## ACTION ITEM
Set down the entries once more, exactly as they are written.

Records from a data source:
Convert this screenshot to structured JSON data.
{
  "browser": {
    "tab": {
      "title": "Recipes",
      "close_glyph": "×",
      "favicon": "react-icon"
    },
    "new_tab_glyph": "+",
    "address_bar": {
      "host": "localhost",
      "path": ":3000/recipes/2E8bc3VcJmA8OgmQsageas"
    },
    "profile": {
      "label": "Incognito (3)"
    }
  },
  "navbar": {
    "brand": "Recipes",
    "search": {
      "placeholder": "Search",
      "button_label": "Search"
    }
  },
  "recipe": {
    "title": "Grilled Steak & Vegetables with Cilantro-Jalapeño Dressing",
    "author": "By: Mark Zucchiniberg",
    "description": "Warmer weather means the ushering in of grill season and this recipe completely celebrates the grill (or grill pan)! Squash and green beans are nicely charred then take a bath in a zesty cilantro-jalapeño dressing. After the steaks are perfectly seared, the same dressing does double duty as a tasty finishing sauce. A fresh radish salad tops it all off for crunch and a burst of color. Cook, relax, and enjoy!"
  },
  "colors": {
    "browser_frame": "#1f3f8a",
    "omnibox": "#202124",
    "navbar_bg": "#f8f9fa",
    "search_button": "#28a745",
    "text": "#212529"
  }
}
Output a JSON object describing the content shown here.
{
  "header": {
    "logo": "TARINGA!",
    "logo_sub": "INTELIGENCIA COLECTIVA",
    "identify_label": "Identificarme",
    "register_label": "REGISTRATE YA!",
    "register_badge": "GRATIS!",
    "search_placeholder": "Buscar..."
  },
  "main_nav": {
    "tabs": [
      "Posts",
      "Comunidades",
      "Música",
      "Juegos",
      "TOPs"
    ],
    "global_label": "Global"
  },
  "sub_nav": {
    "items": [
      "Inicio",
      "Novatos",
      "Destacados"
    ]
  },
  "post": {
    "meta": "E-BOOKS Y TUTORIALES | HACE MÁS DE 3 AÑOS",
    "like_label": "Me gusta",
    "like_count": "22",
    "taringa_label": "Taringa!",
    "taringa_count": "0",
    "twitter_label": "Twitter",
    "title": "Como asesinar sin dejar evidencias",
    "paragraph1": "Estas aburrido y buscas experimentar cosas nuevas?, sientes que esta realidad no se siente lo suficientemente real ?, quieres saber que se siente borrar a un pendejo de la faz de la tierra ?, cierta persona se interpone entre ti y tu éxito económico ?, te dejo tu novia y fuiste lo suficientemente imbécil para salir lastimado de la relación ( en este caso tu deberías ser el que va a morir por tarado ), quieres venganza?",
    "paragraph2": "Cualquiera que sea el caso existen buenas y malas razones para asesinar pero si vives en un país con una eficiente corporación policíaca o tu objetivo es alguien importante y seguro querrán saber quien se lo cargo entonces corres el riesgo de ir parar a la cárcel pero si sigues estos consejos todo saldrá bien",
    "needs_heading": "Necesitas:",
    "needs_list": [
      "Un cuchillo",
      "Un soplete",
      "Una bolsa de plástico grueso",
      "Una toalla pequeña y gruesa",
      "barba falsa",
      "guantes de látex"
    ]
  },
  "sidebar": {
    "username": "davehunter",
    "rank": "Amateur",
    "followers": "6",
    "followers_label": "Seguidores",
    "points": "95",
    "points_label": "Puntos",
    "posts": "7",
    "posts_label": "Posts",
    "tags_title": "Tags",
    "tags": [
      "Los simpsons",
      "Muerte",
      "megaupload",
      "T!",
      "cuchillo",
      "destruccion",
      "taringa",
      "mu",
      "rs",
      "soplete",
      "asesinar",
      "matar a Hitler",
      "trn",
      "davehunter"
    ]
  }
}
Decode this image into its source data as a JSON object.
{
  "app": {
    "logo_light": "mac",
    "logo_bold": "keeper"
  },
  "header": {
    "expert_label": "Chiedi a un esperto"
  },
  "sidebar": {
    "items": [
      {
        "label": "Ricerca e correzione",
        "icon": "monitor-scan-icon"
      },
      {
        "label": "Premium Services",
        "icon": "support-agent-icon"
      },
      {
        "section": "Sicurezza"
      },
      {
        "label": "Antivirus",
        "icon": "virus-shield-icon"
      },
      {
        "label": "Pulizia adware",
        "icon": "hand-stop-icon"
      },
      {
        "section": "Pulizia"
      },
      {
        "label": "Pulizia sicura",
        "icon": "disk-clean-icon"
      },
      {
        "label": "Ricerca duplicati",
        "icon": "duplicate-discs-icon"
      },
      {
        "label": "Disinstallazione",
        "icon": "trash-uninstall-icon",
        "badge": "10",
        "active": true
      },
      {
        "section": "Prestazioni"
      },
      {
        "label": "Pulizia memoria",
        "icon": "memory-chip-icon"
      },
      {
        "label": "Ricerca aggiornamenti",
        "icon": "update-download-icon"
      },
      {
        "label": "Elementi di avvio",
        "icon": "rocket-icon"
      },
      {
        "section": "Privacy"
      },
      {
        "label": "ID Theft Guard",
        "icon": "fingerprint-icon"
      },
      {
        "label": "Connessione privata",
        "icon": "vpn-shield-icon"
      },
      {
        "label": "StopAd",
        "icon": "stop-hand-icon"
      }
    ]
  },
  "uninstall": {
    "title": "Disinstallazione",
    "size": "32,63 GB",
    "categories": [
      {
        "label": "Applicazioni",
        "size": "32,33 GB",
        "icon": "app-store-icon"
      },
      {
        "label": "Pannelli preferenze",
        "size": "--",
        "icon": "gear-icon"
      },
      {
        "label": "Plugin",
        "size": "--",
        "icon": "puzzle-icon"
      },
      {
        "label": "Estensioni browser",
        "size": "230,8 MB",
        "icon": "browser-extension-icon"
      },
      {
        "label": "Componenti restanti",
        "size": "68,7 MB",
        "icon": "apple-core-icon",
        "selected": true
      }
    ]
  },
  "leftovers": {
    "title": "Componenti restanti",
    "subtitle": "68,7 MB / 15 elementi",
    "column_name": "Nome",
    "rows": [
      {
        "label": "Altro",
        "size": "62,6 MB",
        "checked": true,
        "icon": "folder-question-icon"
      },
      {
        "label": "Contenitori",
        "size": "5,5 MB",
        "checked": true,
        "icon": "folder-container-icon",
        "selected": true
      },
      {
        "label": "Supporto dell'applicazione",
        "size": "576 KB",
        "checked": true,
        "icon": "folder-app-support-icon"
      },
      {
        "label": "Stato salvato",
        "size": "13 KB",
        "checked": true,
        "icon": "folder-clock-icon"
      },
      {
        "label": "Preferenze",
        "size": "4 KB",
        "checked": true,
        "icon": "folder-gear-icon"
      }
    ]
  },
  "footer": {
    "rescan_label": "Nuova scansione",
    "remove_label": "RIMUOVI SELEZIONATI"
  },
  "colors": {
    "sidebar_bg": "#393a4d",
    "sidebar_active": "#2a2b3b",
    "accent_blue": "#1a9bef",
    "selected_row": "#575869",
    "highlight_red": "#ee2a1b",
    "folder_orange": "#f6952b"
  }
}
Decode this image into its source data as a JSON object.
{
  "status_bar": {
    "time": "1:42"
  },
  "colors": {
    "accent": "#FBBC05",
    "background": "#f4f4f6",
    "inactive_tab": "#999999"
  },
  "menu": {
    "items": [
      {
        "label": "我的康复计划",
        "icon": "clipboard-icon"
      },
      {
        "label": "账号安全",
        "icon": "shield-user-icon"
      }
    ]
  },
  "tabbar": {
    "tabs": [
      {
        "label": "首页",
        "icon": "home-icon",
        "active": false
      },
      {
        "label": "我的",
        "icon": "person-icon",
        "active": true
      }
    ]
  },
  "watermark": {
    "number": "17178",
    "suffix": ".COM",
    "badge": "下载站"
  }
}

## COMPLETED TASK
Convert this screenshot to structured JSON data.
{
  "browser": {
    "tab": {
      "title": "Recipes",
      "close_glyph": "×",
      "favicon": "react-icon"
    },
    "new_tab_glyph": "+",
    "address_bar": {
      "host": "localhost",
      "path": ":3000/recipes/2E8bc3VcJmA8OgmQsageas"
    },
    "profile": {
      "label": "Incognito (3)"
    }
  },
  "navbar": {
    "brand": "Recipes",
    "search": {
      "placeholder": "Search",
      "button_label": "Search"
    }
  },
  "recipe": {
    "title": "Grilled Steak & Vegetables with Cilantro-Jalapeño Dressing",
    "author": "By: Mark Zucchiniberg",
    "description": "Warmer weather means the ushering in of grill season and this recipe completely celebrates the grill (or grill pan)! Squash and green beans are nicely charred then take a bath in a zesty cilantro-jalapeño dressing. After the steaks are perfectly seared, the same dressing does double duty as a tasty finishing sauce. A fresh radish salad tops it all off for crunch and a burst of color. Cook, relax, and enjoy!"
  },
  "colors": {
    "browser_frame": "#1f3f8a",
    "omnibox": "#202124",
    "navbar_bg": "#f8f9fa",
    "search_button": "#28a745",
    "text": "#212529"
  }
}
Output a JSON object describing the content shown here.
{
  "header": {
    "logo": "TARINGA!",
    "logo_sub": "INTELIGENCIA COLECTIVA",
    "identify_label": "Identificarme",
    "register_label": "REGISTRATE YA!",
    "register_badge": "GRATIS!",
    "search_placeholder": "Buscar..."
  },
  "main_nav": {
    "tabs": [
      "Posts",
      "Comunidades",
      "Música",
      "Juegos",
      "TOPs"
    ],
    "global_label": "Global"
  },
  "sub_nav": {
    "items": [
      "Inicio",
      "Novatos",
      "Destacados"
    ]
  },
  "post": {
    "meta": "E-BOOKS Y TUTORIALES | HACE MÁS DE 3 AÑOS",
    "like_label": "Me gusta",
    "like_count": "22",
    "taringa_label": "Taringa!",
    "taringa_count": "0",
    "twitter_label": "Twitter",
    "title": "Como asesinar sin dejar evidencias",
    "paragraph1": "Estas aburrido y buscas experimentar cosas nuevas?, sientes que esta realidad no se siente lo suficientemente real ?, quieres saber que se siente borrar a un pendejo de la faz de la tierra ?, cierta persona se interpone entre ti y tu éxito económico ?, te dejo tu novia y fuiste lo suficientemente imbécil para salir lastimado de la relación ( en este caso tu deberías ser el que va a morir por tarado ), quieres venganza?",
    "paragraph2": "Cualquiera que sea el caso existen buenas y malas razones para asesinar pero si vives en un país con una eficiente corporación policíaca o tu objetivo es alguien importante y seguro querrán saber quien se lo cargo entonces corres el riesgo de ir parar a la cárcel pero si sigues estos consejos todo saldrá bien",
    "needs_heading": "Necesitas:",
    "needs_list": [
      "Un cuchillo",
      "Un soplete",
      "Una bolsa de plástico grueso",
      "Una toalla pequeña y gruesa",
      "barba falsa",
      "guantes de látex"
    ]
  },
  "sidebar": {
    "username": "davehunter",
    "rank": "Amateur",
    "followers": "6",
    "followers_label": "Seguidores",
    "points": "95",
    "points_label": "Puntos",
    "posts": "7",
    "posts_label": "Posts",
    "tags_title": "Tags",
    "tags": [
      "Los simpsons",
      "Muerte",
      "megaupload",
      "T!",
      "cuchillo",
      "destruccion",
      "taringa",
      "mu",
      "rs",
      "soplete",
      "asesinar",
      "matar a Hitler",
      "trn",
      "davehunter"
    ]
  }
}
Decode this image into its source data as a JSON object.
{
  "app": {
    "logo_light": "mac",
    "logo_bold": "keeper"
  },
  "header": {
    "expert_label": "Chiedi a un esperto"
  },
  "sidebar": {
    "items": [
      {
        "label": "Ricerca e correzione",
        "icon": "monitor-scan-icon"
      },
      {
        "label": "Premium Services",
        "icon": "support-agent-icon"
      },
      {
        "section": "Sicurezza"
      },
      {
        "label": "Antivirus",
        "icon": "virus-shield-icon"
      },
      {
        "label": "Pulizia adware",
        "icon": "hand-stop-icon"
      },
      {
        "section": "Pulizia"
      },
      {
        "label": "Pulizia sicura",
        "icon": "disk-clean-icon"
      },
      {
        "label": "Ricerca duplicati",
        "icon": "duplicate-discs-icon"
      },
      {
        "label": "Disinstallazione",
        "icon": "trash-uninstall-icon",
        "badge": "10",
        "active": true
      },
      {
        "section": "Prestazioni"
      },
      {
        "label": "Pulizia memoria",
        "icon": "memory-chip-icon"
      },
      {
        "label": "Ricerca aggiornamenti",
        "icon": "update-download-icon"
      },
      {
        "label": "Elementi di avvio",
        "icon": "rocket-icon"
      },
      {
        "section": "Privacy"
      },
      {
        "label": "ID Theft Guard",
        "icon": "fingerprint-icon"
      },
      {
        "label": "Connessione privata",
        "icon": "vpn-shield-icon"
      },
      {
        "label": "StopAd",
        "icon": "stop-hand-icon"
      }
    ]
  },
  "uninstall": {
    "title": "Disinstallazione",
    "size": "32,63 GB",
    "categories": [
      {
        "label": "Applicazioni",
        "size": "32,33 GB",
        "icon": "app-store-icon"
      },
      {
        "label": "Pannelli preferenze",
        "size": "--",
        "icon": "gear-icon"
      },
      {
        "label": "Plugin",
        "size": "--",
        "icon": "puzzle-icon"
      },
      {
        "label": "Estensioni browser",
        "size": "230,8 MB",
        "icon": "browser-extension-icon"
      },
      {
        "label": "Componenti restanti",
        "size": "68,7 MB",
        "icon": "apple-core-icon",
        "selected": true
      }
    ]
  },
  "leftovers": {
    "title": "Componenti restanti",
    "subtitle": "68,7 MB / 15 elementi",
    "column_name": "Nome",
    "rows": [
      {
        "label": "Altro",
        "size": "62,6 MB",
        "checked": true,
        "icon": "folder-question-icon"
      },
      {
        "label": "Contenitori",
        "size": "5,5 MB",
        "checked": true,
        "icon": "folder-container-icon",
        "selected": true
      },
      {
        "label": "Supporto dell'applicazione",
        "size": "576 KB",
        "checked": true,
        "icon": "folder-app-support-icon"
      },
      {
        "label": "Stato salvato",
        "size": "13 KB",
        "checked": true,
        "icon": "folder-clock-icon"
      },
      {
        "label": "Preferenze",
        "size": "4 KB",
        "checked": true,
        "icon": "folder-gear-icon"
      }
    ]
  },
  "footer": {
    "rescan_label": "Nuova scansione",
    "remove_label": "RIMUOVI SELEZIONATI"
  },
  "colors": {
    "sidebar_bg": "#393a4d",
    "sidebar_active": "#2a2b3b",
    "accent_blue": "#1a9bef",
    "selected_row": "#575869",
    "highlight_red": "#ee2a1b",
    "folder_orange": "#f6952b"
  }
}
Decode this image into its source data as a JSON object.
{
  "status_bar": {
    "time": "1:42"
  },
  "colors": {
    "accent": "#FBBC05",
    "background": "#f4f4f6",
    "inactive_tab": "#999999"
  },
  "menu": {
    "items": [
      {
        "label": "我的康复计划",
        "icon": "clipboard-icon"
      },
      {
        "label": "账号安全",
        "icon": "shield-user-icon"
      }
    ]
  },
  "tabbar": {
    "tabs": [
      {
        "label": "首页",
        "icon": "home-icon",
        "active": false
      },
      {
        "label": "我的",
        "icon": "person-icon",
        "active": true
      }
    ]
  },
  "watermark": {
    "number": "17178",
    "suffix": ".COM",
    "badge": "下载站"
  }
}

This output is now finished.